The program opened with the overture to Verdi’s opera La Forza del Destino. The opera premiered in 1862 but this overture was added in 1869 when the composer revised the opera. It is a standard in symphony programs and Abbado gave it an energetic performance, but slightly rushed as it barreled to the end.
Tanner has the exactly right voice for the big Verdi and Puccini roles. He can sing quietly and well as release some awesome marinara-sauced high notes.
We heard the prelude to Verdi’s spectacular opera, Aida, followed by the big tenor aria “Celeste Aida.” Tanner sang this well-known aria with a stentorian sound worthy of Radamès, the heroic Captain of the Pharaoh’s Guard in Egypt’s so-called “Old Kingdom.” It was a glorious performance until the very last note.

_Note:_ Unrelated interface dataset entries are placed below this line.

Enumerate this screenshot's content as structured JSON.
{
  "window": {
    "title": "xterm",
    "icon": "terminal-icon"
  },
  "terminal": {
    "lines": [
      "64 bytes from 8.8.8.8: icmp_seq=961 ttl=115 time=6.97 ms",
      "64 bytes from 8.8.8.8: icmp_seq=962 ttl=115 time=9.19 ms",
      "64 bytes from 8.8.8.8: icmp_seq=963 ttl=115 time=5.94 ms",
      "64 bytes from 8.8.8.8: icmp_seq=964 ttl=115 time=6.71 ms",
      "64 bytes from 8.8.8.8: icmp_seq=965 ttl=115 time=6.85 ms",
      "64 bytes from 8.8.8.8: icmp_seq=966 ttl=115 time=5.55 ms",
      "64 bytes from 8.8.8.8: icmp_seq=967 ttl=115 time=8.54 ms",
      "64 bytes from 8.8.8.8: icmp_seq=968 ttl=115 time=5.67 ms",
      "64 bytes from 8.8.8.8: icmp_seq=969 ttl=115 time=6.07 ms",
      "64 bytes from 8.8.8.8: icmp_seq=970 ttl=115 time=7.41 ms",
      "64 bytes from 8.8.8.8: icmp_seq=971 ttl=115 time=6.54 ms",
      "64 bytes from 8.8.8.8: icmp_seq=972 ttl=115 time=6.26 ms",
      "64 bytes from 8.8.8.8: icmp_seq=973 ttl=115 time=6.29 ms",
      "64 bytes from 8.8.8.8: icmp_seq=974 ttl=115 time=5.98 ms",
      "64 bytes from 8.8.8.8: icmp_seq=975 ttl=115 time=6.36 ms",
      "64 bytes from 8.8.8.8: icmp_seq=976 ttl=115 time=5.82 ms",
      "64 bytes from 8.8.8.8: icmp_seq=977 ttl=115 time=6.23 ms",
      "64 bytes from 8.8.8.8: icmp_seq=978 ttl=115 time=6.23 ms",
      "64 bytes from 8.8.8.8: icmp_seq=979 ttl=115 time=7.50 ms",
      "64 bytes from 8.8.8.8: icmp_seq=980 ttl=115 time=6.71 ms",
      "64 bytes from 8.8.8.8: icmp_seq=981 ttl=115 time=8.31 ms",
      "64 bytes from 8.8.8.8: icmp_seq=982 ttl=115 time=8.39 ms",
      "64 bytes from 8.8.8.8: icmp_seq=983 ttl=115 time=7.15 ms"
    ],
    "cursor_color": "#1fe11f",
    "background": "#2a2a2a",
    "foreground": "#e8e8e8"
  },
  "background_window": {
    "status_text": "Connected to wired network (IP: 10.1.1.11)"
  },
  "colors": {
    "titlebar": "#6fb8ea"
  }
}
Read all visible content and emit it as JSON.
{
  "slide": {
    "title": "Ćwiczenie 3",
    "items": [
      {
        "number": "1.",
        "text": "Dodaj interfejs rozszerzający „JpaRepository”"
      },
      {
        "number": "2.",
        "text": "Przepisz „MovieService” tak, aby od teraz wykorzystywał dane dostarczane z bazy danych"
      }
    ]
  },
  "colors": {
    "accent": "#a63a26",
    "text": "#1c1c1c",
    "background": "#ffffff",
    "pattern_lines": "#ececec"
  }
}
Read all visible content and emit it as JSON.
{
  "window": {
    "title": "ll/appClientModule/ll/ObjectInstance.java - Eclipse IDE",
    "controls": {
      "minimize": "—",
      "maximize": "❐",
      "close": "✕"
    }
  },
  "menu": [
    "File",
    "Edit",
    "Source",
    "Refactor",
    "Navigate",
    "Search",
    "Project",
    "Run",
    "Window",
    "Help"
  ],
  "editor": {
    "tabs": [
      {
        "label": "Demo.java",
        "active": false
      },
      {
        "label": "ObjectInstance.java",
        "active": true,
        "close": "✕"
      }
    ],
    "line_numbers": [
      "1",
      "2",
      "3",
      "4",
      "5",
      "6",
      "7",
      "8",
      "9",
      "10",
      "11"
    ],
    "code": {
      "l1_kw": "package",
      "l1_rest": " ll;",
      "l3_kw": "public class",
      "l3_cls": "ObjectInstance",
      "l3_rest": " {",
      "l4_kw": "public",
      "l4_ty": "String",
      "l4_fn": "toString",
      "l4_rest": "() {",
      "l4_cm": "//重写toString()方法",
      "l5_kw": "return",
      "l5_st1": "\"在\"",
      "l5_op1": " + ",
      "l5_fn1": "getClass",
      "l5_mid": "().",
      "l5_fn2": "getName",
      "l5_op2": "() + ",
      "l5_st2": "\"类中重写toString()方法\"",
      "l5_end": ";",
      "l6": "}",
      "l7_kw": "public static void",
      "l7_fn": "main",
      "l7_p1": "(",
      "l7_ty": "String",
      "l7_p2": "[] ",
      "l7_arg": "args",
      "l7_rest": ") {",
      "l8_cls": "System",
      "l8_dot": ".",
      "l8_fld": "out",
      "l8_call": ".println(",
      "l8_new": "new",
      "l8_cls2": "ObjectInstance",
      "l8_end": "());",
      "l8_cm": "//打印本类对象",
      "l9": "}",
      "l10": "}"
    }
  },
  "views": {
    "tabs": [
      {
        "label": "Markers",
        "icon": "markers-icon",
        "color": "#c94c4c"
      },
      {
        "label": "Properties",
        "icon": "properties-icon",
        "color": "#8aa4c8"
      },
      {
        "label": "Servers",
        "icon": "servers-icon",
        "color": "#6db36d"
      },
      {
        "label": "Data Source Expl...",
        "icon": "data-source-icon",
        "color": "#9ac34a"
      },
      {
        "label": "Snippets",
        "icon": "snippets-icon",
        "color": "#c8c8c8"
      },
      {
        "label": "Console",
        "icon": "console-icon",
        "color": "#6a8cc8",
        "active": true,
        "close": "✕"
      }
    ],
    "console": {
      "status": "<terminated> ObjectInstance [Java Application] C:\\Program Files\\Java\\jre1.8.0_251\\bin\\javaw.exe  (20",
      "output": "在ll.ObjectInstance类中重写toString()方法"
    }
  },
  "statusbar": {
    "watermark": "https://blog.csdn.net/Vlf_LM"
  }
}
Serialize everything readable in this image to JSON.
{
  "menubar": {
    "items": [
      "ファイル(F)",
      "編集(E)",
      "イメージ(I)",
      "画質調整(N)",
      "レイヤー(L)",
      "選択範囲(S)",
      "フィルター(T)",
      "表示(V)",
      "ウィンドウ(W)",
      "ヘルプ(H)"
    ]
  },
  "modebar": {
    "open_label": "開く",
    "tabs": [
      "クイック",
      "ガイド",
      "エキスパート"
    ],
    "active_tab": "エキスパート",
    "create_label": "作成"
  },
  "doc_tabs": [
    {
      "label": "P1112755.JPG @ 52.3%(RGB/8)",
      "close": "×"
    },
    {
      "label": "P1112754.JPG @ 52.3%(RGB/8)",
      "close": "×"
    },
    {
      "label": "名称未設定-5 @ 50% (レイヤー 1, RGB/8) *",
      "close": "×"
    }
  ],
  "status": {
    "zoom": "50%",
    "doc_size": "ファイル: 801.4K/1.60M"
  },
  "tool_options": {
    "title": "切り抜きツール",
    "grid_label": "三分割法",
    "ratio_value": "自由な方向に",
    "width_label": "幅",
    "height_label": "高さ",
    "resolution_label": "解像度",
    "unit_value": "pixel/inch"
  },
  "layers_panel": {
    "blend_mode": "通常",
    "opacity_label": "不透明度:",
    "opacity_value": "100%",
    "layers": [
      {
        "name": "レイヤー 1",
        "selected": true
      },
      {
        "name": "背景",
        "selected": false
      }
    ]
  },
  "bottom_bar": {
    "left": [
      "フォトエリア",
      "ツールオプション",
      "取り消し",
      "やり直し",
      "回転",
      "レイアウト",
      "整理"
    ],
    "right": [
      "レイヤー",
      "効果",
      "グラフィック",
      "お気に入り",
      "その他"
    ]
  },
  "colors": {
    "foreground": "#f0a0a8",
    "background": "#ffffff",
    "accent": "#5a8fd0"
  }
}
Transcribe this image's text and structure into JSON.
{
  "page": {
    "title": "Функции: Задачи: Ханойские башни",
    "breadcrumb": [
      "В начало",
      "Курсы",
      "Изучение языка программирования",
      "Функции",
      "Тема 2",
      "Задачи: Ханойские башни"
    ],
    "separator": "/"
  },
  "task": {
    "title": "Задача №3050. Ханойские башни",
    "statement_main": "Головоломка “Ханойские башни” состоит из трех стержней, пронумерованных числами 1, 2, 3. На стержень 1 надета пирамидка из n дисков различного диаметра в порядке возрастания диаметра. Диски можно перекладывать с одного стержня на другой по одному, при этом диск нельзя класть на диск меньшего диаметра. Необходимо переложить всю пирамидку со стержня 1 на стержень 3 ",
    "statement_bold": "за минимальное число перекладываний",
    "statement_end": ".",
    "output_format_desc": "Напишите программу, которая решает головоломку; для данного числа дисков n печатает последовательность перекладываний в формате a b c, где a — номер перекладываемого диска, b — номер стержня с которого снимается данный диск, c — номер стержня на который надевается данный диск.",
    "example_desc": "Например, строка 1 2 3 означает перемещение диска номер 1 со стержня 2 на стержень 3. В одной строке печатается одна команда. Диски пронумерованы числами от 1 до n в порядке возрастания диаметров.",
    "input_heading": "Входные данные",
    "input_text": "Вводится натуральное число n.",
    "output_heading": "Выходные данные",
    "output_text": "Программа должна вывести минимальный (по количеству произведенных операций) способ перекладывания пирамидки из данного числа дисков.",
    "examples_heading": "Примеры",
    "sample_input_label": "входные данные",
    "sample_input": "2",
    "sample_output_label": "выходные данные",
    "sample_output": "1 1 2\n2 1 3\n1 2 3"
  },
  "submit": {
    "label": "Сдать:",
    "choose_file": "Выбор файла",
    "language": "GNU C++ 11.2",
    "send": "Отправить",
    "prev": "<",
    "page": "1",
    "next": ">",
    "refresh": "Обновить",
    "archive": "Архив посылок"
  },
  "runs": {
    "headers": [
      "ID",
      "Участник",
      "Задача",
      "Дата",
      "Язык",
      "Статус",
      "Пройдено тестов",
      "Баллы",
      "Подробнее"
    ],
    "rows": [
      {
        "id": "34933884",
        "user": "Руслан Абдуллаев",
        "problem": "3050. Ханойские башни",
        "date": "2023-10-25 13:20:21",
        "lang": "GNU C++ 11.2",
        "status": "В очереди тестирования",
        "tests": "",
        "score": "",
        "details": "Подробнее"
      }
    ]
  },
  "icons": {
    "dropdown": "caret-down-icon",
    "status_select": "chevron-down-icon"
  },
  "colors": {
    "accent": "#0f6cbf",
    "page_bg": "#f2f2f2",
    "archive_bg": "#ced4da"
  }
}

This note, a high B-flat, is notorious among singers and opera buffs because it is supposed to be sung softly, marked pianissimo, with the added instruction morendo (“dying away”). Historically, tenors have clobbered this note super fortissimo but, more and more, tenors are doing as Verdi asked. Tanner, who can follow the composer’s intention, chose to knock it out of the park.
Other heroic arias, with less controversial endings, were beautifully sung, with a ringing tenor that more than filled the Meyerson Symphony Center. We heard “Di Quella pira” from Verdi’s Il travatore. Puccini’s “Ch’ella mi credi” is from one of his lesser-performed opera, La fanciulla del west (The Girl of the Golden West). The aria suffers in a concert setting from the lack of a satisfactory tacked-on ending.
Tanner ended his part of the program with…you’ll never guess what. Of course, it had to be Puccini’s “Nessun Dorma” from his opera Turandot, but has taken on a post-opera life of its own. Tanner’s final high note was so magnificent that he decided to hold it a while longer for our enjoyment.
Abbado conducted some other well-known operatic selections. The “Triumphal March and Ballet Music” from Aida was beautifully played, although the procession would have had to move right along at his tempo for the march.
One rarity graced the program, Puccini’s youthful Preludio sinfonico. The 24-year-old composer wrote it for his final exam from the Conservatory of Milan. All the hallmarks of his later work are present, albeit in rudimentary form. The autograph manuscript was discovered in three separate fragments so, perhaps the composer tried, unsuccessfully, to destroy it. Probably this is because he harvested the music for use in his first operas.
The program ended with Feste Romane (Roman Festivals) by Respighi. This is the final composition in his trilogy of symphonic works about Rome, past and present (well, at least up to 1928). The others are the Pines of Rome (1916) and the Fountains of Rome (1924).
It is quite colorful, extravagantly orchestrated, and the most difficult of the three to play, which is why it is a rarity on symphonic programs. The first movement is “Circuses,” and is a musical depiction of gladiators battling to the death. The second depicts the Christian Jubilee, which occurs every 50 years. Next is the Harvest of October. The work concludes with Epiphany, which happens in the Piazza Navona.
It is a noisy affair, with no depths to plumb. The Dallas Symphony gave it a spectacular performance, despite Abbado’s swift tempi. It created a bit of amusement at the end, as the tempissimo Abbado set caused him to turn the pages of his (obviously required) score in a comedic manner. One super-quick page turn that occurred in an unfortunate moment of orchestral silence ripped through the hall with Tanner’s resonance.